● **WHAT IS REQUIRED**
Write out every line from the listing below where the string "youtube" is found.

● **SOURCE DATA**
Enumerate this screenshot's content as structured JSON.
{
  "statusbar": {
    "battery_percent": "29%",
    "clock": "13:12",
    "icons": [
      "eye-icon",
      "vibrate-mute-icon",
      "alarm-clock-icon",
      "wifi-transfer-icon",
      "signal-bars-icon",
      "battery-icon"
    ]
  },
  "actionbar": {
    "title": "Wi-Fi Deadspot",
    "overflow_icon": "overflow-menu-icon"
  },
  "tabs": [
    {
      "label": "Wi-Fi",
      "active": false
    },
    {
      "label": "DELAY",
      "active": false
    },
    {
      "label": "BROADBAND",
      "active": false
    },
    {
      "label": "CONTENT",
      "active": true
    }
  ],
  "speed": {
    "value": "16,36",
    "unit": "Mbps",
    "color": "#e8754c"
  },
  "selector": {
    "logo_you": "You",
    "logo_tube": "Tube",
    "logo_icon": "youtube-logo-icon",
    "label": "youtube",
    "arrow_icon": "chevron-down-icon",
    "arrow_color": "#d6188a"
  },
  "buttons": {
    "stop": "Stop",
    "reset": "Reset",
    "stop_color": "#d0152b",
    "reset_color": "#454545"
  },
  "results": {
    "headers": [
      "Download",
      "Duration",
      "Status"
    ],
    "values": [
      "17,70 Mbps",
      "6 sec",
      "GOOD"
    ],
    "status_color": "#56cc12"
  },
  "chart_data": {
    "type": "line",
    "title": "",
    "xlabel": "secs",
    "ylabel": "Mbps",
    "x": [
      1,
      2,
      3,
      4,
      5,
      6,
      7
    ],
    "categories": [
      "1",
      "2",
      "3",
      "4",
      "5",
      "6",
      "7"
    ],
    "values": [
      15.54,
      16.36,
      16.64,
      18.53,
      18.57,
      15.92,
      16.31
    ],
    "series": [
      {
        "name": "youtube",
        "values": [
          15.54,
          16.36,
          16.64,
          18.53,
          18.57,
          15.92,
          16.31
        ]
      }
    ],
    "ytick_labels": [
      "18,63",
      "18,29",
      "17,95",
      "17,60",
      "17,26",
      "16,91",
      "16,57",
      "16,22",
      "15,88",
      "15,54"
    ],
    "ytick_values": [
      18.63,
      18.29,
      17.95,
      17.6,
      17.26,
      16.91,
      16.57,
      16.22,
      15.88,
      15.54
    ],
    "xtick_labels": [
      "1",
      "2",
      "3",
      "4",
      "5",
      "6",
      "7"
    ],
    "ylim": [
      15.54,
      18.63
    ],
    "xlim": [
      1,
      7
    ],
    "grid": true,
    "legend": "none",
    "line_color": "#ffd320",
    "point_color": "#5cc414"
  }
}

● **SOLUTION TO THIS TASK**
    "logo_icon": "youtube-logo-icon",
    "label": "youtube",
        "name": "youtube",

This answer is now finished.